To be honest, our team’s first reaction when discussing the recent Grand Chamber judgment in the case of Tănase v. Moldova was rather dismissive. We had the feeling that the Court was teaching Moldova the basics of what it means to be a democracy; a thing they would hardly do in a case concerning, say, Belgium, France or the Netherlands.
The case concerns Moldovan Law no. 273, which prohibits people with multiple nationalities sitting as Member of Parliament. This law was introduced a year before the general elections and was the third aspect of an electoral reform package, whose other measures consisted of raising the electoral threshold and banning electoral blocks.

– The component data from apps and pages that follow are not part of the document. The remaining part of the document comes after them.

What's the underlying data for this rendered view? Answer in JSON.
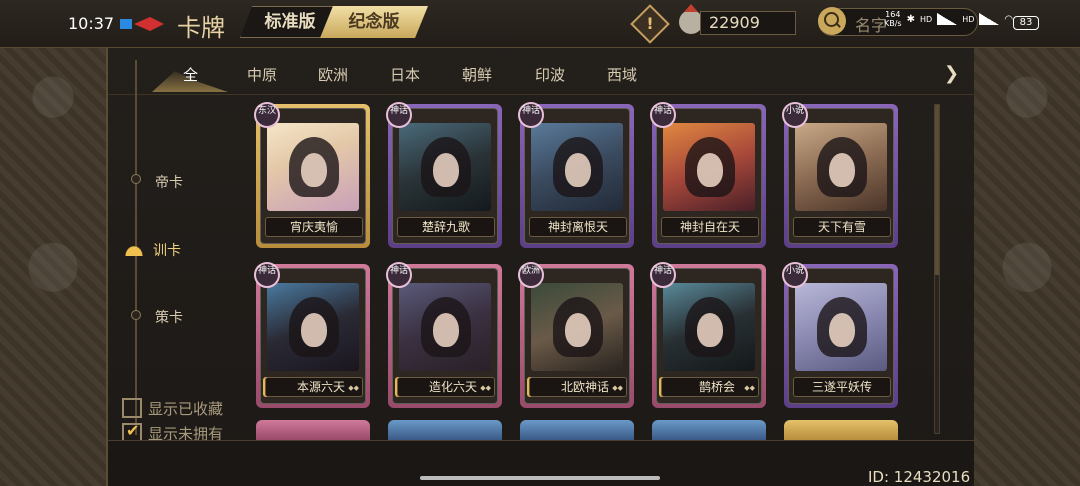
{
  "status": {
    "time": "10:37",
    "net_speed": "164\nKB/s",
    "hd1": "HD",
    "hd2": "HD",
    "battery": "83"
  },
  "header": {
    "title": "卡牌",
    "version_tabs": [
      "标准版",
      "纪念版"
    ],
    "active_version": "纪念版",
    "currency_value": "22909",
    "search_placeholder": "名字",
    "alert_symbol": "!"
  },
  "category_tabs": [
    "全",
    "中原",
    "欧洲",
    "日本",
    "朝鲜",
    "印波",
    "西域"
  ],
  "active_category": "全",
  "rarity_filters": [
    "帝卡",
    "训卡",
    "策卡"
  ],
  "active_rarity": "训卡",
  "filters": {
    "show_collected": {
      "label": "显示已收藏",
      "checked": false
    },
    "show_not_owned": {
      "label": "显示未拥有",
      "checked": true
    }
  },
  "cards": [
    {
      "name": "宵庆夷愉",
      "badge": "东汉",
      "frame": "gold"
    },
    {
      "name": "楚辞九歌",
      "badge": "神话",
      "frame": "purple"
    },
    {
      "name": "神封离恨天",
      "badge": "神话",
      "frame": "purple"
    },
    {
      "name": "神封自在天",
      "badge": "神话",
      "frame": "purple"
    },
    {
      "name": "天下有雪",
      "badge": "小说",
      "frame": "purple"
    },
    {
      "name": "本源六天",
      "badge": "神话",
      "frame": "pink"
    },
    {
      "name": "造化六天",
      "badge": "神话",
      "frame": "pink"
    },
    {
      "name": "北欧神话",
      "badge": "欧洲",
      "frame": "pink"
    },
    {
      "name": "鹊桥会",
      "badge": "神话",
      "frame": "pink"
    },
    {
      "name": "三遂平妖传",
      "badge": "小说",
      "frame": "purple"
    }
  ],
  "footer": {
    "id_text": "ID: 12432016"
  },
  "colors": {
    "gold": "#c9a85c",
    "purple": "#7355a0",
    "pink": "#b8607e"
  }
}
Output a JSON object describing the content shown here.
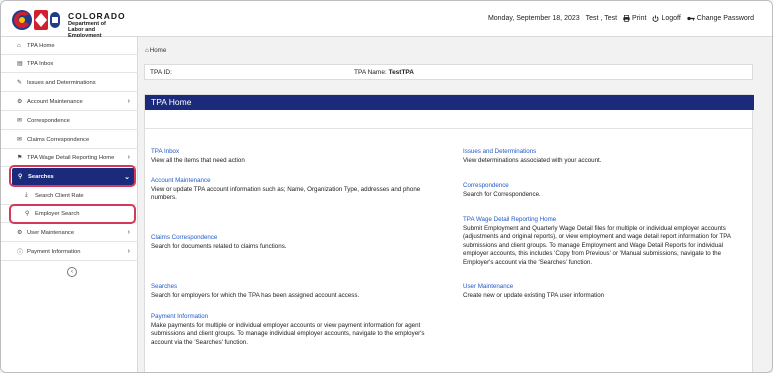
{
  "header": {
    "logo_title": "COLORADO",
    "logo_sub_1": "Department of",
    "logo_sub_2": "Labor and Employment",
    "datetime": "Monday, September 18, 2023",
    "user": "Test , Test",
    "print": "Print",
    "logoff": "Logoff",
    "change_password": "Change Password"
  },
  "sidebar": {
    "items": [
      {
        "label": "TPA Home",
        "icon": "home-icon"
      },
      {
        "label": "TPA Inbox",
        "icon": "inbox-icon"
      },
      {
        "label": "Issues and Determinations",
        "icon": "wrench-icon"
      },
      {
        "label": "Account Maintenance",
        "icon": "gears-icon"
      },
      {
        "label": "Correspondence",
        "icon": "envelope-icon"
      },
      {
        "label": "Claims Correspondence",
        "icon": "envelope-icon"
      },
      {
        "label": "TPA Wage Detail Reporting Home",
        "icon": "flag-icon"
      },
      {
        "label": "Searches",
        "icon": "search-icon"
      },
      {
        "label": "Search Client Rate",
        "icon": "download-icon"
      },
      {
        "label": "Employer Search",
        "icon": "search-icon"
      },
      {
        "label": "User Maintenance",
        "icon": "gears-icon"
      },
      {
        "label": "Payment Information",
        "icon": "info-icon"
      }
    ]
  },
  "breadcrumb": {
    "home": "Home"
  },
  "tpa_bar": {
    "id_label": "TPA ID:",
    "name_label": "TPA Name:",
    "name_value": "TestTPA"
  },
  "panel": {
    "title": "TPA Home",
    "cards": [
      {
        "title": "TPA Inbox",
        "desc": "View all the items that need action"
      },
      {
        "title": "Account Maintenance",
        "desc": "View or update TPA account information such as; Name, Organization Type, addresses and phone numbers."
      },
      {
        "title": "Claims Correspondence",
        "desc": "Search for documents related to claims functions."
      },
      {
        "title": "Searches",
        "desc": "Search for employers for which the TPA has been assigned account access."
      },
      {
        "title": "Payment Information",
        "desc": "Make payments for multiple or individual employer accounts or view payment information for agent submissions and client groups. To manage individual employer accounts, navigate to the employer's account via the 'Searches' function."
      },
      {
        "title": "Issues and Determinations",
        "desc": "View determinations associated with your account."
      },
      {
        "title": "Correspondence",
        "desc": "Search for Correspondence."
      },
      {
        "title": "TPA Wage Detail Reporting Home",
        "desc": "Submit Employment and Quarterly Wage Detail files for multiple or individual employer accounts (adjustments and original reports), or view employment and wage detail report information for TPA submissions and client groups. To manage Employment and Wage Detail Reports for individual employer accounts, this includes 'Copy from Previous' or 'Manual submissions, navigate to the Employer's account via the 'Searches' function."
      },
      {
        "title": "User Maintenance",
        "desc": "Create new or update existing TPA user information"
      }
    ]
  },
  "colors": {
    "nav_blue": "#1b2a7a",
    "link_blue": "#2259c7",
    "highlight_ring": "#d6385a"
  }
}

As the Court notes, “All the measures proposed had a detrimental impact on the opposition” (par. 168). This makes that the Court is not satisfied that the aim of the law was to secure loyalty of MP’s, as Moldova maintained (par. 170).
The Court puts it politely, but it is quite clear what the judges think of such exclusionary practices as adopted by the governing party. Continue reading